### [Directions for this task]
Select, from the data, each line where "JSON" occurs.
:: Material to process
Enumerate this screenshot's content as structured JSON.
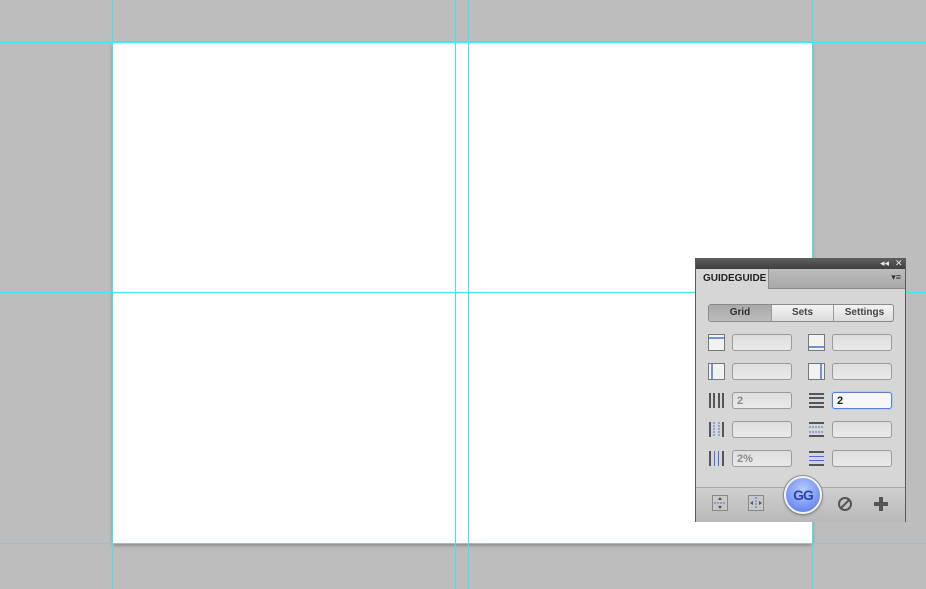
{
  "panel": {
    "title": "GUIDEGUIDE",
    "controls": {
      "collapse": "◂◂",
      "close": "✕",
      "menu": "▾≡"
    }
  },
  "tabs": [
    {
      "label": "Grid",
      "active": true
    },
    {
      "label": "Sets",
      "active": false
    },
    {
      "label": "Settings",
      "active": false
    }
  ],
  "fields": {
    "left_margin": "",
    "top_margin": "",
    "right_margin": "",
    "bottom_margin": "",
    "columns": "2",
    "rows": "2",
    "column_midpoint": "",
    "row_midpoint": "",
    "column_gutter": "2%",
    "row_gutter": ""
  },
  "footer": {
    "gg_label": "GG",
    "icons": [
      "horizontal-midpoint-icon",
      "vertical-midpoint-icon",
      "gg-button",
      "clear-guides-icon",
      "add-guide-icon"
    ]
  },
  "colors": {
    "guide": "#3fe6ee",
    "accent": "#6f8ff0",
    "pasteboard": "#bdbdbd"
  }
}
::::
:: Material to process
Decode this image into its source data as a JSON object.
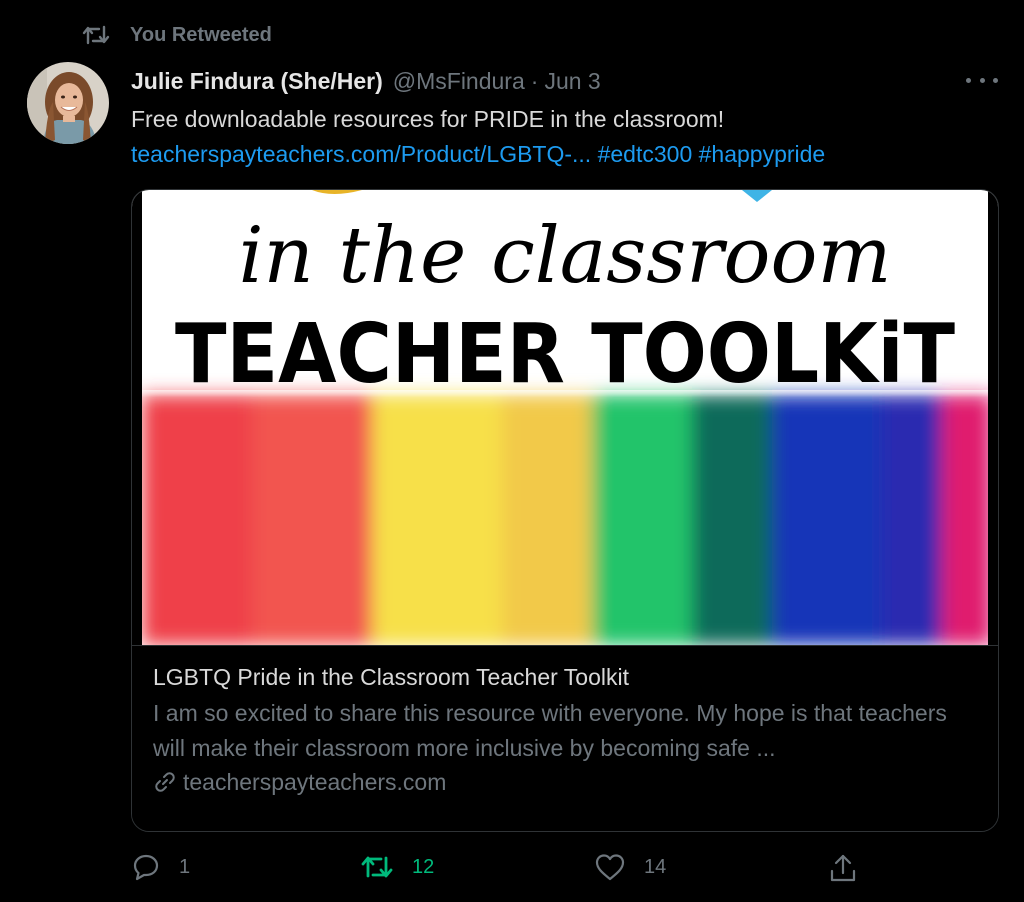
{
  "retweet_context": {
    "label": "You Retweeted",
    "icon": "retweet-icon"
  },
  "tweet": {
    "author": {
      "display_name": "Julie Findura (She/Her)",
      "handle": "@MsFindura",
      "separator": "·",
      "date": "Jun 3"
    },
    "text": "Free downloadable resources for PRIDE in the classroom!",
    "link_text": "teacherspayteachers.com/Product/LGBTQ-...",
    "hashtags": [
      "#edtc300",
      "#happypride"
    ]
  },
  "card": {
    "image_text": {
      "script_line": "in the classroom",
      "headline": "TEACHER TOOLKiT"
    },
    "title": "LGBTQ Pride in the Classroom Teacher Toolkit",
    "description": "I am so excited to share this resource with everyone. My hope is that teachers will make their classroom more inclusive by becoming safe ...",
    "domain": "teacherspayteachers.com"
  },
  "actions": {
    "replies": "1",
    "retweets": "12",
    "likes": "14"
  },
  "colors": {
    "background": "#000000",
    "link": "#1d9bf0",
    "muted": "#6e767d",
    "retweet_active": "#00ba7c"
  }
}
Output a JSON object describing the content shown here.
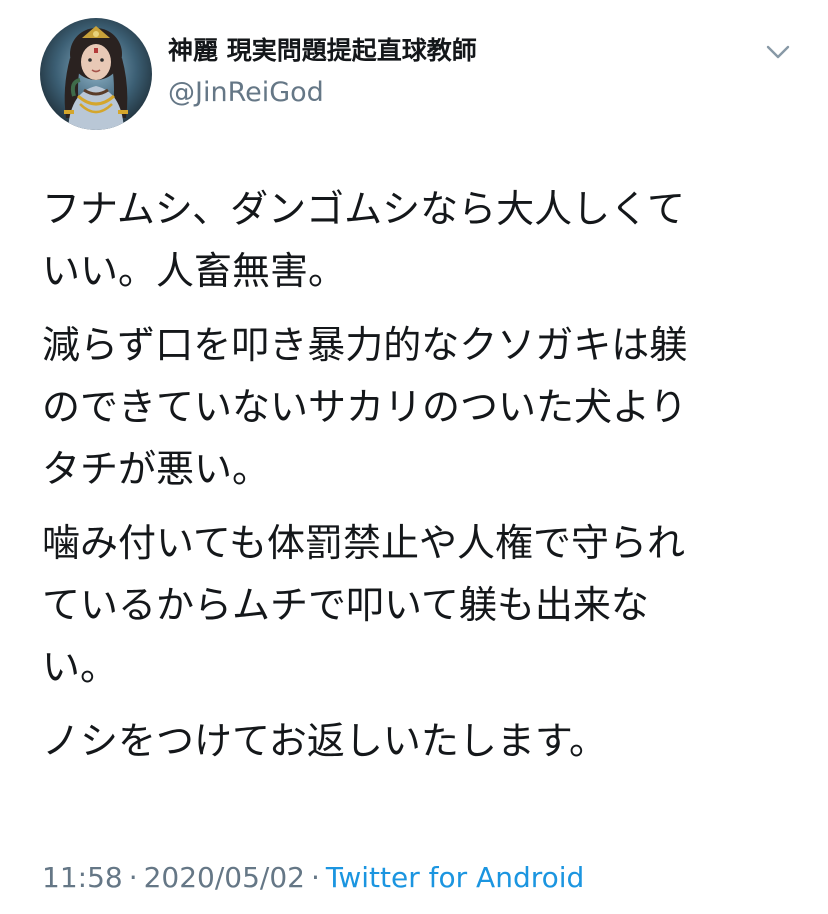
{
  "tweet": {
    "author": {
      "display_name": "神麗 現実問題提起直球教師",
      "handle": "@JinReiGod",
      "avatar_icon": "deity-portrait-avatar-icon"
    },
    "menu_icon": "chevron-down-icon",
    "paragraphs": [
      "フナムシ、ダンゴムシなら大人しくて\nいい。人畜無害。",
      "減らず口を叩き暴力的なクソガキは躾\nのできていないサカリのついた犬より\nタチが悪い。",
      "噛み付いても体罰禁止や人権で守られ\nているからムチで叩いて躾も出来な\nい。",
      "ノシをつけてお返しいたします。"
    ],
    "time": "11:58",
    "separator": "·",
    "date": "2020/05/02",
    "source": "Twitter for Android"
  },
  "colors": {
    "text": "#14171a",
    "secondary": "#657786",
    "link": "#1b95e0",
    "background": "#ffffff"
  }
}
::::
### [Expected answer]
Enumerate this screenshot's content as structured JSON.
Decode this image into its source data as a JSON object.
Output a JSON object describing the content shown here.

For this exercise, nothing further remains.